Subject: Re: Examples needed against Soft Patents
From: "Stephen J. Turnbull" <>
Date: Tue, 25 Jan 2005 18:30:57 +0900

>>>>> "Taran" == Taran Rampersad <> writes:

    Taran> True. But there is increasingly little liberty of choice
    Taran> between protection of secrecy or protection of law.

You're free to jump off a 1000m cliff, but choose not to do it for
obvious reasons.  That doesn't make you any less free, nor does it
prevent you from deciding to do so anyway, perhaps because you've
acquired a hang-glider.

    Taran> But to make financial gain off of a patent which does not
    Taran> make people think of better ways to do things - I believe
    Taran> that this stifles innovation.

Why do you think that?  Of course it doesn't make the patent-holder
think of better ways to do things.  But (1) it prevents _others_ from
thinking real hard in order to come up with the same way of doing
things---presumably much of that energy will be redirected to novelty.
And (2) it gives strong incentives for _other_ people to either come
up with alternative methods for doing the same thing, or with methods
to extend the patent so that they can collect some of the profit.

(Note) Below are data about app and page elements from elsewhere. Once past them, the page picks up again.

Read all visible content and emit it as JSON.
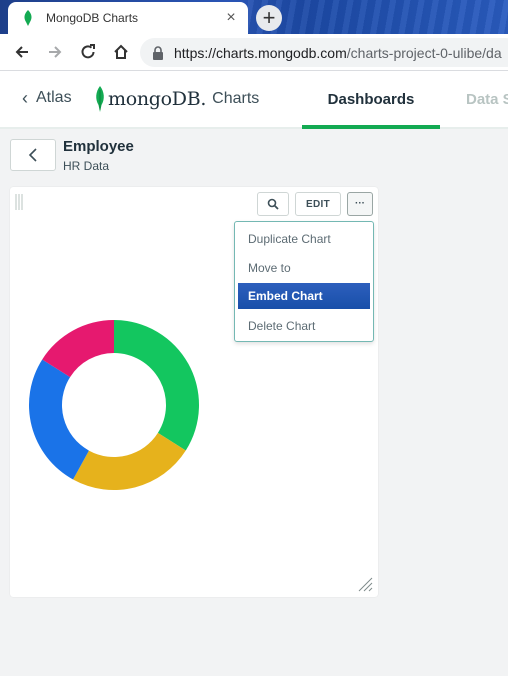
{
  "browser": {
    "tab_title": "MongoDB Charts",
    "tab_close": "×",
    "new_tab": "+",
    "url_host": "https://charts.mongodb.com",
    "url_path": "/charts-project-0-ulibe/da"
  },
  "header": {
    "back_label": "Atlas",
    "logo_word": "mongoDB.",
    "logo_suffix": "Charts",
    "tabs": [
      {
        "label": "Dashboards",
        "active": true
      },
      {
        "label": "Data S",
        "active": false
      }
    ],
    "accent_color": "#13aa52"
  },
  "dashboard": {
    "title": "Employee",
    "subtitle": "HR Data"
  },
  "chart_card": {
    "edit_label": "EDIT",
    "more_label": "···"
  },
  "menu": {
    "items": [
      {
        "label": "Duplicate Chart"
      },
      {
        "label": "Move to"
      },
      {
        "label": "Embed Chart",
        "highlighted": true
      },
      {
        "label": "Delete Chart"
      }
    ]
  },
  "chart_data": {
    "type": "pie",
    "variant": "donut",
    "segments": [
      {
        "color": "#13c65f",
        "value": 0.34
      },
      {
        "color": "#e6b21c",
        "value": 0.24
      },
      {
        "color": "#1a73e8",
        "value": 0.26
      },
      {
        "color": "#e6196f",
        "value": 0.16
      }
    ],
    "legend": "none"
  }
}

Sure, there are practical problems; the question is whether the
practical problems of secrecy and duplication of effort with trade
secrets are outweighed by the practical problems of patents.

    Taran> I'm no economist, but that seems like a form of inflation
    Taran> with no real rewards for consistent innovation.

The reward for consistent innovation is consistently increasing
wealth.  That's quite real; of course many, perhaps most, people are
satisfied with a modest amount of wealth.

    Taran> Err. You agreed with me. By becoming making trade secrets
    Taran> more risky, it takes away from the capacity of having trade
    Taran> secrets.

That's what I said, but it's not what you said.  What you said was

    Taran> it takes away the capacity to have trade secrets,

    Taran> And patenting is the withholding of knowledge on public
    Taran> display. You can see it, but you can't buy it if you cannot
    Taran> afford it.

What else is new?  That's what the market is all about, keeping people
who are unwilling to pay the price from acquiring the goods.

This often results in unfair outcomes, but it is much more effective
to fix the income distribution so people can afford what they need,
rather than breaking the market, in most cases.  There's no general
reason why this wouldn't be true for markets in patents, too.

    Taran> This is bad news for SMEs.

Not at all.  It turns out that this is pretty much wholly transparent
to SME vs. large corporation (at least in theory, I'm unaware of
empirical followups).  It is simply a cost, which is more or less
offset by R&D that doesn't need to be done, and by implicit costs of
products that would be impossible if the patented technology had not
been invented.

And in fact, there are several antitrust cases where it was argued
that a group of SMEs received above-normal profit because of the
barrier to entry created by a patent that they all had to license.

The big advantage that a large corporation has is the use of its own
patent portfolio in patent pools and other cross-licensing schemes.

    Taran> A 'spite-economy'? And tell me, how is a system which
    Taran> increases the overhead of a business startup not spiteful?
    Taran> How is a system that rewards whoever holds the most patents
    Taran> instead of who creates the most patents not spiteful?

First, whatever definition of "spite" you're using is not in any
dictionary I have access to.

Second, the system doesn't reward anybody who merely holds patents.
They have to put them to productive use.  It's the same as any other
asset; people with money can buy them, and receive interest although
they do not work.  Thus, there are rentiers, but that is an
unavoidable side effect of the creation of transferable productive

A world without capital is not an unethical dream, but it would
certainly be materially much poorer than the one we live in.  Nor is
there much evidence that the smaller amount of wealth would be
sufficiently fairly distributed to make up for the shrinkage of the
pie, either.

Institute of Policy and Planning Sciences
University of Tsukuba                    Tennodai 1-1-1 Tsukuba 305-8573 JAPAN
               Ask not how you can "do" free software business;
              ask what your business can "do for" free software.